Wound care clinicians deal with foot infections all the time, but when the patient is also diabetic, an infection can progress rapidly to a critical state. In fact, it is estimated that around 56% of diabetic foot ulcers become infected, and an infected foot wound precedes about two-thirds of amputations. Being able to treat diabetic foot infections promptly – before they progress too far – helps prevent amputations, which is why your role is so crucial to a patient’s well-being.
What are the risk factors?
If you are treating a diabetic patient with a foot infection, there are a number of risk factors to consider. These include:
- 30-day-old wounds
- Wounds that go down to the bone
- Recurrent foot infections
- Peripheral vascular disease
- An etiology from trauma
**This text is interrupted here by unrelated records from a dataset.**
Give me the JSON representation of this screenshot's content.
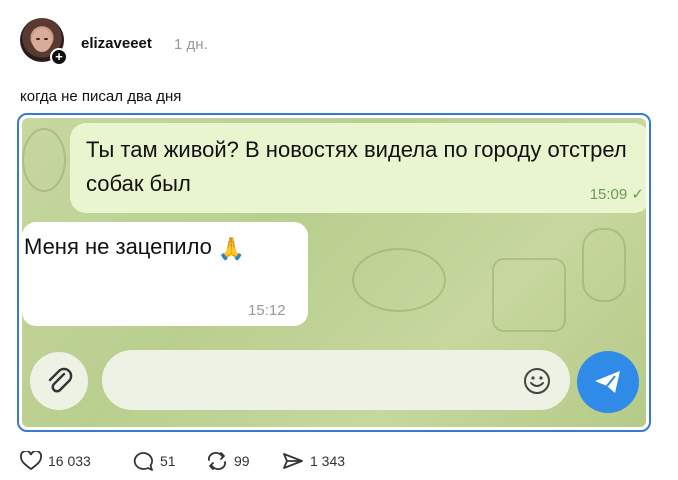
{
  "post": {
    "username": "elizaveeet",
    "time": "1 дн.",
    "caption": "когда не писал два дня"
  },
  "chat": {
    "outgoing": {
      "text": "Ты там живой? В новостях видела по городу отстрел собак был",
      "time": "15:09"
    },
    "incoming": {
      "text": "Меня не зацепило",
      "emoji": "🙏",
      "time": "15:12"
    },
    "icons": {
      "attach": "paperclip-icon",
      "emoji": "smiley-icon",
      "send": "send-icon"
    },
    "colors": {
      "send_button": "#2f8ae8",
      "outgoing_bubble": "#e8f5cf",
      "chat_background": "#c6d7a0"
    }
  },
  "actions": {
    "likes": "16 033",
    "comments": "51",
    "reposts": "99",
    "shares": "1 343"
  },
  "colors": {
    "media_border": "#3a78d8",
    "muted_text": "#9a9a9a"
  }
}
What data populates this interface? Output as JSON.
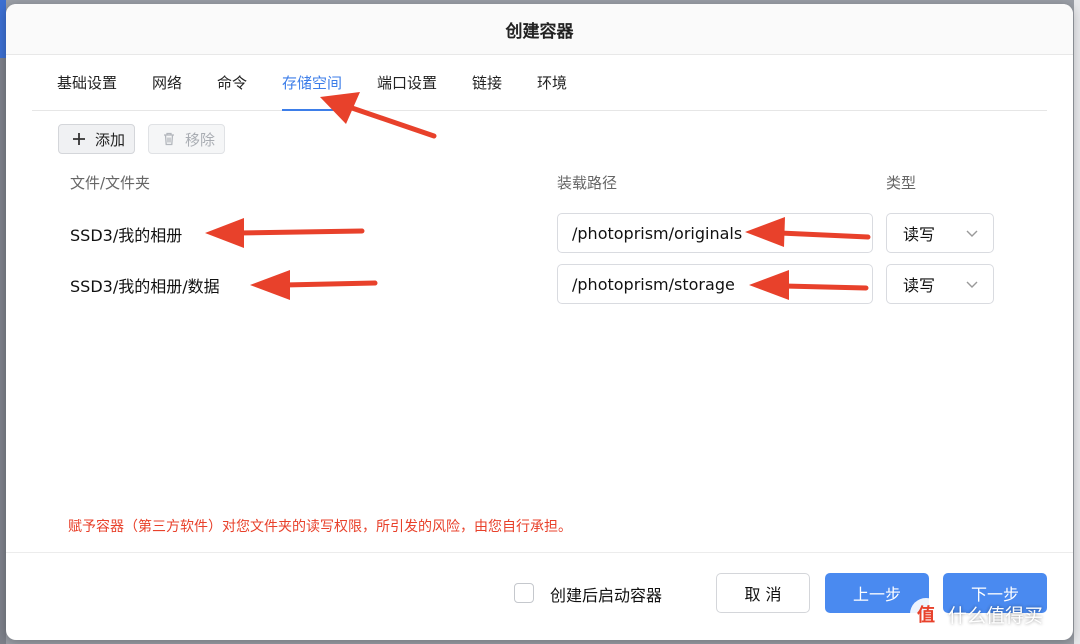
{
  "dialog": {
    "title": "创建容器"
  },
  "tabs": [
    {
      "label": "基础设置",
      "active": false
    },
    {
      "label": "网络",
      "active": false
    },
    {
      "label": "命令",
      "active": false
    },
    {
      "label": "存储空间",
      "active": true
    },
    {
      "label": "端口设置",
      "active": false
    },
    {
      "label": "链接",
      "active": false
    },
    {
      "label": "环境",
      "active": false
    }
  ],
  "toolbar": {
    "add_label": "添加",
    "add_icon": "plus-icon",
    "remove_label": "移除",
    "remove_icon": "trash-icon"
  },
  "columns": {
    "file": "文件/文件夹",
    "mount": "装载路径",
    "type": "类型"
  },
  "rows": [
    {
      "file": "SSD3/我的相册",
      "mount_path": "/photoprism/originals",
      "type": "读写"
    },
    {
      "file": "SSD3/我的相册/数据",
      "mount_path": "/photoprism/storage",
      "type": "读写"
    }
  ],
  "warning": "赋予容器（第三方软件）对您文件夹的读写权限，所引发的风险，由您自行承担。",
  "footer": {
    "autostart_label": "创建后启动容器",
    "autostart_checked": false,
    "cancel_label": "取 消",
    "prev_label": "上一步",
    "next_label": "下一步"
  },
  "watermark": {
    "logo": "值",
    "text": "什么值得买"
  },
  "colors": {
    "accent": "#3d7ee9",
    "primary_button": "#4a8af0",
    "warning": "#e8412b",
    "annotation_arrow": "#e8412b"
  }
}
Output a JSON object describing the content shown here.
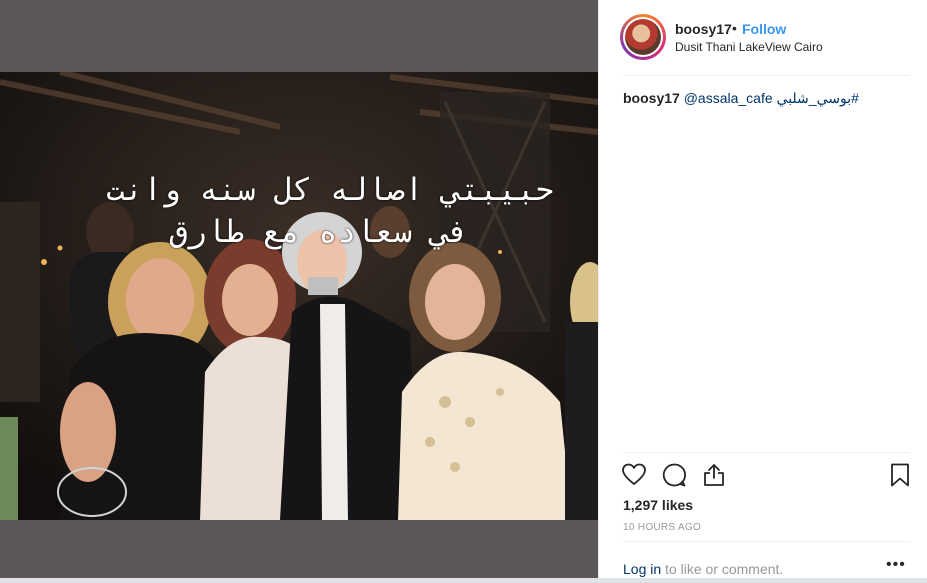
{
  "post": {
    "overlay_line_1": "حبيبتي اصاله كل سنه وانت",
    "overlay_line_2": "في سعاده مع طارق"
  },
  "header": {
    "username": "boosy17",
    "separator": "•",
    "follow_label": "Follow",
    "location": "Dusit Thani LakeView Cairo"
  },
  "caption": {
    "username": "boosy17",
    "mention": "@assala_cafe",
    "hashtag": "#بوسي_شلبي"
  },
  "actions": {
    "like_icon": "heart-icon",
    "comment_icon": "comment-icon",
    "share_icon": "share-icon",
    "save_icon": "bookmark-icon"
  },
  "stats": {
    "likes": "1,297 likes",
    "time_ago": "10 HOURS AGO"
  },
  "footer": {
    "login_link": "Log in",
    "login_rest": " to like or comment.",
    "more": "•••"
  },
  "colors": {
    "accent": "#3897f0",
    "link": "#003569",
    "muted": "#999999",
    "text": "#262626"
  }
}
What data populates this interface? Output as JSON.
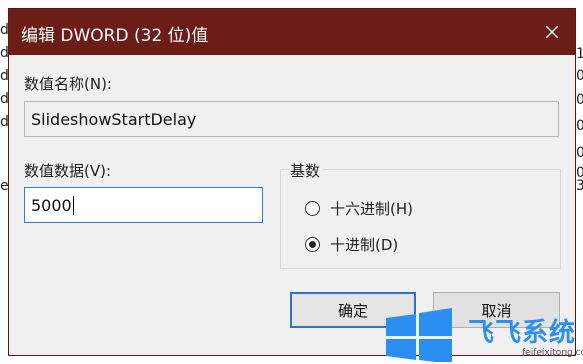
{
  "background": {
    "left_fragments": [
      "d",
      "d",
      "d",
      "d",
      "d",
      "e"
    ],
    "right_fragments": [
      "1",
      "0",
      "0",
      "0",
      "0",
      "0",
      "3"
    ]
  },
  "dialog": {
    "title": "编辑 DWORD (32 位)值",
    "close_icon": "close-icon",
    "value_name_label": "数值名称(N):",
    "value_name": "SlideshowStartDelay",
    "value_data_label": "数值数据(V):",
    "value_data": "5000",
    "base_group_label": "基数",
    "radio_hex": "十六进制(H)",
    "radio_dec": "十进制(D)",
    "selected_base": "decimal",
    "ok_label": "确定",
    "cancel_label": "取消"
  },
  "watermark": {
    "text": "飞飞系统",
    "url": "feifeixitong.com"
  },
  "colors": {
    "titlebar": "#6b1d16",
    "accent": "#2b73c7",
    "dialog_bg": "#f0f0f0",
    "watermark": "#2a8ff0"
  }
}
In particular, be on high alert with your diabetic patients for what they call an occult (hidden) infection … read more